The civil disobedience of these Christ Church parishioners is admirable, but I take Andrew’s point that it isn’t the same thing as persecution.

Why is that? Keeping in mind that I’m wading into territory here way beyond my learning, what you have here is an event that’s taking place in Christ’s Temporal Kingdom that some Christians are taking action on, but the Christians involved want to make it appear that they are suffering for Christ’s Eternal Kingdom when they are not. This is a political issue, not so much churchly or theological one.

If Doug Wilson is being disingenuous in treating what happened to his people as persecution, he’s being disingenuous sincerely, in the sense that in Doug Wilson’s soft Theonomic/Postmil/Reconstructionist view, the violations of the state of individual liberty are Christian issues because Christianity applies to all of life. Now, I think Doug Wilson is probably wrong about that. Probably a better model, a better theological grid to process this through would be something like Classical Two Kingdom theology. Some of Doug Wilson’s proteges have actually been working on that project at places like the Davenant Institute and the Calvinist International. I’m thinking of W. Bradford Littlejohn in particular, and also of Stephen Wolfe, if you’ve seen some of his writing on the web.

If you want to take apart Doug Wilson and Moscow, it really isn’t enough to say they’re wrong, but you also need to articulate an alternative to what they’re selling. Those alternatives are out there, but understanding them and teaching them will be a challenge, because so much of what Christians, both in the Reformed world and out, have been taught on these matters is wanting.


I appreciate Moscow for going public with psalm singing and putting their money were their mouth is. I think it’s a bit bad form to criticize that but I also hope they will be humble and not be too prideful in it. I’ve been reading Augustine’s City of God recently. I love he really takes on the pagans and defends the church for its bold stances.

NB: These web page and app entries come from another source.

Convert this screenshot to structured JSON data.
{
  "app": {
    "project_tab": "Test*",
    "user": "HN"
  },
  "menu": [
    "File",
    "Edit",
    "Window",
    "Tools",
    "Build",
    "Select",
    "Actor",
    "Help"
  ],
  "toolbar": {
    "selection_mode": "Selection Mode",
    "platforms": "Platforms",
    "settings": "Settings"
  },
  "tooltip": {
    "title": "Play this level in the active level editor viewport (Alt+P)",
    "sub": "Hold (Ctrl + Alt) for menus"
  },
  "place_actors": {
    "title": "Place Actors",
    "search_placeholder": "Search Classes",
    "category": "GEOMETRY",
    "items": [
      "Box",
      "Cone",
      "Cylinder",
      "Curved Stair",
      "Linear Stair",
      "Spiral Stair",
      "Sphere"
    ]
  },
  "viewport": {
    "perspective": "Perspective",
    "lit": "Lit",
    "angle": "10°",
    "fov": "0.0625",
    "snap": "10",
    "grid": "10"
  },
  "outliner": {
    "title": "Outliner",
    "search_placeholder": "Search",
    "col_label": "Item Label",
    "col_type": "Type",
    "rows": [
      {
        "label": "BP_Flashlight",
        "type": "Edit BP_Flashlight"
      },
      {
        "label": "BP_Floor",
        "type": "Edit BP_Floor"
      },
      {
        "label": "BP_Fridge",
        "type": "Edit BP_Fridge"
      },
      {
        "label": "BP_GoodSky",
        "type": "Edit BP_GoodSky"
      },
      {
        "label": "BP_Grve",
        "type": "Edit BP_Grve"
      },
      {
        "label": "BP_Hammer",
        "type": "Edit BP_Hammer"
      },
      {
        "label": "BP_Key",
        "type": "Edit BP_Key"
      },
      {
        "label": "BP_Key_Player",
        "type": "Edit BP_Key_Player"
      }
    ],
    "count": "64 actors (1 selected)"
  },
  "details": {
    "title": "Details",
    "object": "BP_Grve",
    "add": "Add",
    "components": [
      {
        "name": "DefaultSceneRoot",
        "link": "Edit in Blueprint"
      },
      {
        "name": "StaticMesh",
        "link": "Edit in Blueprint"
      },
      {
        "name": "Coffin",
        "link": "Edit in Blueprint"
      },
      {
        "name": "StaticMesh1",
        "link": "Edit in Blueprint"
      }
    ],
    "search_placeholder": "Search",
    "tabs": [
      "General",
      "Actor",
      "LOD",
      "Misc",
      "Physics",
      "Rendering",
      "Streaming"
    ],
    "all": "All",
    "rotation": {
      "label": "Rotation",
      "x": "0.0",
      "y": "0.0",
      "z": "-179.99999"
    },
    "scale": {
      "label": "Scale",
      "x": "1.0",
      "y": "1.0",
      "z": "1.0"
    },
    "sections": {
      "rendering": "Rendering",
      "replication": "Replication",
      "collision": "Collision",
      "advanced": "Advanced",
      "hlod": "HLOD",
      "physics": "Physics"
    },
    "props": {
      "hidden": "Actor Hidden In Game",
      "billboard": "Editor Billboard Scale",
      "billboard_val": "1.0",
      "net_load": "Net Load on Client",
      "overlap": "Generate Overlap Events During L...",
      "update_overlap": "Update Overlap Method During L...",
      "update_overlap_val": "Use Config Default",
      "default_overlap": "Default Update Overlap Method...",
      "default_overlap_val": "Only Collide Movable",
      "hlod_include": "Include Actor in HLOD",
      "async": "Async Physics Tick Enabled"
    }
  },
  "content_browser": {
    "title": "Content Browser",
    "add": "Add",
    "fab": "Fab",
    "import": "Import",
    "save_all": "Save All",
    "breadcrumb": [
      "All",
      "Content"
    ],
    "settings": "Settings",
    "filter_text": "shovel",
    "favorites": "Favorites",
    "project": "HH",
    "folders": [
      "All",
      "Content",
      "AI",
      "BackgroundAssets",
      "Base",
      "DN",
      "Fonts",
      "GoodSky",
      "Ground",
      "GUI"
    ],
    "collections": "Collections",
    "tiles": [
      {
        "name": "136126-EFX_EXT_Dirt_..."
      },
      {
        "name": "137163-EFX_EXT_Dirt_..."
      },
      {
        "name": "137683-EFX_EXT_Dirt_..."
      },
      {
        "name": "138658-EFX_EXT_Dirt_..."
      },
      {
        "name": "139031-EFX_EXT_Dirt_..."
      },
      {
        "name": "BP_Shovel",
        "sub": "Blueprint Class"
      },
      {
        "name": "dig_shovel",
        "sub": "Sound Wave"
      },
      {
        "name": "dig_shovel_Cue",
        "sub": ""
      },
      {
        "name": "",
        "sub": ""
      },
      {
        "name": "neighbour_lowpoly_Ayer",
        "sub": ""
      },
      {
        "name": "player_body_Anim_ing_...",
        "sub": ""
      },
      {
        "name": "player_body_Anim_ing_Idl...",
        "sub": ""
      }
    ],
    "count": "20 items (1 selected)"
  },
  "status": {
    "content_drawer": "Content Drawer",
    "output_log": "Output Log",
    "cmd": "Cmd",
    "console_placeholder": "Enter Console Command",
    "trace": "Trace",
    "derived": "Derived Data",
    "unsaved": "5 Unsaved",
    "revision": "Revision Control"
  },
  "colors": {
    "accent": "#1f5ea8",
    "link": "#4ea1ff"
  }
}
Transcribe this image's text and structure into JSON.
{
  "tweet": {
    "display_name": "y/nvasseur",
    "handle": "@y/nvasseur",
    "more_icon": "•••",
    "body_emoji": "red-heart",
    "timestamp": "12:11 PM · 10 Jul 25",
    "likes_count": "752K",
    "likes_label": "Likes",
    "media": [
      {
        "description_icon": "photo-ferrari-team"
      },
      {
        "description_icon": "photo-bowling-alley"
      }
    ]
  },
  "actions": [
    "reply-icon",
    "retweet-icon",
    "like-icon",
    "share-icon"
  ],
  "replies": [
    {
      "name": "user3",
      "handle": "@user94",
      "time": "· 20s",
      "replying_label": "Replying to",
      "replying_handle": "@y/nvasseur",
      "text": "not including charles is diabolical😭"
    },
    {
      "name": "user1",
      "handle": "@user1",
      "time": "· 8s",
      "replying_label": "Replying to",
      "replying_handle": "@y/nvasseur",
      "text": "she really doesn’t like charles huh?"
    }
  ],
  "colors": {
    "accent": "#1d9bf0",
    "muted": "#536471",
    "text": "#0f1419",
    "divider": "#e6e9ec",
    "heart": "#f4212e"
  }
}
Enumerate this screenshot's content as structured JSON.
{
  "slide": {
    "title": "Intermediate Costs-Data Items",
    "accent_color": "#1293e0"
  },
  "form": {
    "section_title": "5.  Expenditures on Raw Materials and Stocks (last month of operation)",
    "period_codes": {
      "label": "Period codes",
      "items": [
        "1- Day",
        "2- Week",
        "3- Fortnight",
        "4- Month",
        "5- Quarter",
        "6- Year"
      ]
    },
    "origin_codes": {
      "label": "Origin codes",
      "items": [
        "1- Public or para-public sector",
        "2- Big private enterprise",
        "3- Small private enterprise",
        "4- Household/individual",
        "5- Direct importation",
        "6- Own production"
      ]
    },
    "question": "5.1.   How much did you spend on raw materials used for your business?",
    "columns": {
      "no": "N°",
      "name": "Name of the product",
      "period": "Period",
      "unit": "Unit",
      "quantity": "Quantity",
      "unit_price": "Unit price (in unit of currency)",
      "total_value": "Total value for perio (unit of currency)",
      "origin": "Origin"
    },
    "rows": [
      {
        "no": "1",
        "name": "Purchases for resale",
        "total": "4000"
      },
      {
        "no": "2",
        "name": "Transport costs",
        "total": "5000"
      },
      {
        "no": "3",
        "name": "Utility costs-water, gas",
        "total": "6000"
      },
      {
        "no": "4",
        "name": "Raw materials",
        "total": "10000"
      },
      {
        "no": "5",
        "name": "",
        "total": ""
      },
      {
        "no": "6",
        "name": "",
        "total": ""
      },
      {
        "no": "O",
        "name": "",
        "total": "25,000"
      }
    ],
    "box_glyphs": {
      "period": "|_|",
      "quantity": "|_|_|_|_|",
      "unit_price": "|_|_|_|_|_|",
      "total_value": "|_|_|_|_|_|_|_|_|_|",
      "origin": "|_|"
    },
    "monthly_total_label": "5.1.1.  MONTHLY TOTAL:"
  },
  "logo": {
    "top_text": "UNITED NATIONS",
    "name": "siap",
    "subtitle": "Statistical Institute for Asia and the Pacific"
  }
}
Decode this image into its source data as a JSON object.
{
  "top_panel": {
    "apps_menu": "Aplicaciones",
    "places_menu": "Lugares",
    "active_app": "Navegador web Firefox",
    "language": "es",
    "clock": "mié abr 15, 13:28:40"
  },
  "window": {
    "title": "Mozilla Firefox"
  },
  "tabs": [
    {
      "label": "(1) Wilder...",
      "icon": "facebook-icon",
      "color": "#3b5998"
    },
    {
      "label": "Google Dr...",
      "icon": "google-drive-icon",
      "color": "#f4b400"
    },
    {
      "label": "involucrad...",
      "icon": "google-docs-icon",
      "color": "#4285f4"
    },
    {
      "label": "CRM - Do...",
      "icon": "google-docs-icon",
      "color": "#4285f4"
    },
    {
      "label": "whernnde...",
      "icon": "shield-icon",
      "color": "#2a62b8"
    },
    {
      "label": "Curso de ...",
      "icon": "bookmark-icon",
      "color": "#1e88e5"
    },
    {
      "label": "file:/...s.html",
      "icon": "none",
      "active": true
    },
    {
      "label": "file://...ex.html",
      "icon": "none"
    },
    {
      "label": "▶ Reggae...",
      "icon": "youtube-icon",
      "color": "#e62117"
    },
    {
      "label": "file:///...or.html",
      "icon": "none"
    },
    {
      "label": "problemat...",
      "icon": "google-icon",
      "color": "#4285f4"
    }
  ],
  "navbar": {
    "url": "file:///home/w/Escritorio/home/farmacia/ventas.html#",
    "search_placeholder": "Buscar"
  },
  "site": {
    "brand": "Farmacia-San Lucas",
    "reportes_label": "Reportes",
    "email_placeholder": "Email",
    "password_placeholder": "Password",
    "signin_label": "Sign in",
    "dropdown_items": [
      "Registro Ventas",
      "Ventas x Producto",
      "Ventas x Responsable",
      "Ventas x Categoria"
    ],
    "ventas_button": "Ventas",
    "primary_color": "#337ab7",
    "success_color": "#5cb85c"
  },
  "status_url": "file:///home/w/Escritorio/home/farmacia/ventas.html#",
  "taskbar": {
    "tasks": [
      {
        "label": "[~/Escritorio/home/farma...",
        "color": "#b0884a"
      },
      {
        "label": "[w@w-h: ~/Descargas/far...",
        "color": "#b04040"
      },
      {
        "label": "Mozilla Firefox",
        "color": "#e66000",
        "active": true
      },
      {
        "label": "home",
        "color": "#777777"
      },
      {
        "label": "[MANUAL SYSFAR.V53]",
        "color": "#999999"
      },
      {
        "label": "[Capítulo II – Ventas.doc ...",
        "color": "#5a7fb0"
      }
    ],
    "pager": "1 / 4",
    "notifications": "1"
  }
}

I don’t disagree that they can overlap. I just disagree that it does in this case. You might think that the police wouldn’t have acted the same with different groups, and you might be right. But that still doesn’t prove that it is religious persecution. You might be interested to read this article about the legality of various sidewalk chalk bans. Selective enforcement plays a key role in the question.

Although I don’t know the details of that town’s actions, I do know that many people and businesses around the country are being cited and fined and shutdown over refusing to follow these sorts of rules. That on its own is enough for me to say this isn’t religious persecution unless they can prove it. Indeed, the burden of proof will be on them in court to prove it. And my very strong suspicion is that they won’t fight this on the grounds of religious persecution but rather on the grounds of other elements of the 1st amendment. But selective enforcement of rules can be done for all sorts of reasons. One reason that the police refuse to arrest protestors is out of fear of starting a riot. No reason to fear that here, and thus no reason not to arrest people. So… selective enforcement. Is that religious persecution? I don’t think so.

That would look like telling the people in their church to stop wearing masks to church since it is a violation of the third commandment.

Edited to add: Putting their money where their mouth is has definitely not happened. Instead, they have steadfastly refused to take responsibility for what they’ve said. They have even gone so far as to make up insane and harmful new ideas on incredibly important concepts that strike to the heart of Christian living and the gospel, like freedom of conscience. Putting their money where their mouth is would look like telling their wives and children the same thing about authority and how it works and when you must listen as they are telling the men. No. They haven’t put their money where their mouth is. This has been nothing but good press, high publicity, and pats on the back for them.


Exactly what I was going to say. Threat assessment has to factor in.